Europe Sweats Through A Record-Breaking July

Families cool off in the fountains of Parc Andre Citroen in Paris as temperatures hit the 90s, reminding some of the deadly 2003 heat wave.
Families cool off in the fountains of Parc Andre Citroen in Paris as temperatures hit the 90s, reminding some of the deadly 2003 heat wave. (By Remy De La Mauviniere -- Associated Press)
By Molly Moore
Washington Post Foreign Service
Thursday, July 27, 2006

PARIS, July 26 -- At the zoo in the southeastern French city of Lyon, the polar bears suffering in 99-degree heat snacked on mackerel-flavored popsicles the size of bricks.

Beneath the Eiffel Tower on Wednesday, huge fans spewed mist over lines of tourists broiling in the 97-degree weather.

Much of Europe is roasting this week in record-breaking heat that has killed 40 people in France, shut down a nuclear reactor in Spain because river water was too hot to cool it, and fueled forest fires in Croatia.

"We'll probably see that this month of July was the hottest ever in the history of French meteorology," said Frederic Nathan, a meteorologist for Meteo France.

Britain last week reported its hottest July day ever at 97.7 degrees. Meteorologists in the Netherlands predict that this will be the hottest July since the country started keeping records in 1706.

The French Health Ministry, which has issued emergency alerts across the country, has put retired doctors and medical students on standby to assist hospitals and clinics and to take emergency calls.

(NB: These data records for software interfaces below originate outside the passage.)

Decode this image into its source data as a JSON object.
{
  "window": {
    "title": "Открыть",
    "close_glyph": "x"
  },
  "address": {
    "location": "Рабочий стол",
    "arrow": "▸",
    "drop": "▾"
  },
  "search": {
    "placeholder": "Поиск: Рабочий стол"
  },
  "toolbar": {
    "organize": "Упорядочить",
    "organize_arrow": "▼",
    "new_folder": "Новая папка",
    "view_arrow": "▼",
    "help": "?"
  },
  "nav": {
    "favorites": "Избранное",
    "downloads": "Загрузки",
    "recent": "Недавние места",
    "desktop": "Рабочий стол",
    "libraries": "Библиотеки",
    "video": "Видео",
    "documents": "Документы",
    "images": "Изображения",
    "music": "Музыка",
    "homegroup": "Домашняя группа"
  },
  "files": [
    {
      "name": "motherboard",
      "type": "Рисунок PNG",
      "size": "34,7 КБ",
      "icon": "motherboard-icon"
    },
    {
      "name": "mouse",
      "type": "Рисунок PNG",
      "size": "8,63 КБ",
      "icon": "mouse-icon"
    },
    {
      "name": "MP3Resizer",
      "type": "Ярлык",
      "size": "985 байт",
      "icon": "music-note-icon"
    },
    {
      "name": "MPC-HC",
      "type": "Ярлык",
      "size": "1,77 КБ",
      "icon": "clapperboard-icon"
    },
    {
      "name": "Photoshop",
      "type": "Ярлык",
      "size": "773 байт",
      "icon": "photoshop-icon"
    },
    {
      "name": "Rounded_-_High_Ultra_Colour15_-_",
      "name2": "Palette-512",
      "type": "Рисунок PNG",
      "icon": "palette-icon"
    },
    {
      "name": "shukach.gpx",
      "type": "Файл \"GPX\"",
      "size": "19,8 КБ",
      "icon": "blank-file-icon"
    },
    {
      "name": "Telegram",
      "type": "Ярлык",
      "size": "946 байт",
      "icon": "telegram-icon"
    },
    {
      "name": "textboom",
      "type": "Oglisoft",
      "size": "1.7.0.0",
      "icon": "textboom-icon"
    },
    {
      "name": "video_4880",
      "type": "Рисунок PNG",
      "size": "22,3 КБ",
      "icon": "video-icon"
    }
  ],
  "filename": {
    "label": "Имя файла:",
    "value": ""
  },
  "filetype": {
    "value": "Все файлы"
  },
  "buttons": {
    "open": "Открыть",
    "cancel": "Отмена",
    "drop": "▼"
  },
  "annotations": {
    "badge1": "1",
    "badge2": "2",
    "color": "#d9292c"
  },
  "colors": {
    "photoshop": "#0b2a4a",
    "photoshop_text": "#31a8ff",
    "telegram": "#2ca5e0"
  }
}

France and many other European countries are now quick to designate heat waves as national emergencies, following a 2003 blast of heat that left 30,000 people dead across Europe. Almost half of the victims were in France, most of them elderly people who lived in apartments, houses or nursing homes without air conditioning.

Compounding the problem, French authorities did not recognize the extent of the crisis at the time. The health minister, Jean-Francois Mattei, appeared in a television interview from his holiday villa dressed in a polo shirt and announced the government's response to the crisis -- the launching of a toll-free telephone number.

"The authorities learned their lesson from 2003," said Xavier Bertrand, France's current health minister. "We're giving two messages: One, on a health basis, to drink a lot of water, to remain cool. And the second is about solidarity -- for everyone to help isolated neighbors or relatives, homeless people, people who work in construction, very young babies."

Francoise Chauvet, 78, a retired schoolteacher, walked carefully Wednesday in the shadow of a yellow umbrella on a sizzling Paris street. "I feel as though I would melt otherwise," she said.

Like many elderly French, Chauvet said that the attention her family has heaped on her has become almost as stifling as the heat itself. "My daughter went on holiday, and with the heat wave she is more worried about me than I am," Chauvet said. "She calls all the time to check up on me. It's nice, but I keep repeating to her that I can handle it."

The 40 deaths in France so far have included an infant, several people who collapsed at work, two who died while playing sports and several elderly persons, according to the Health Ministry.

As a result, local governments in southern France have shortened the workday, allowing employees to leave at 2 p.m. Sports training sessions have been curtailed.

In the Netherlands' northern Friesland province, the weather has sent cattle and horses into water ditches to seek relief. Fire brigades are getting five calls a day to pull stranded animals out of the muck, the NOS news service reported.

The heat wave hit just as farmers were beginning their wheat harvests in the midst of severe drought. The European Commission said southwestern France, southeastern Spain and central Italy are being particularly parched, with the French wheat harvest down by a fifth.

Nathan, the meteorologist, said climate analysts warn that periods of blistering heat are no longer an aberration: "We have to get ready for more heat waves in the future."

Researcher Corinne Gavard contributed to this report.

© 2006 The Washington Post Company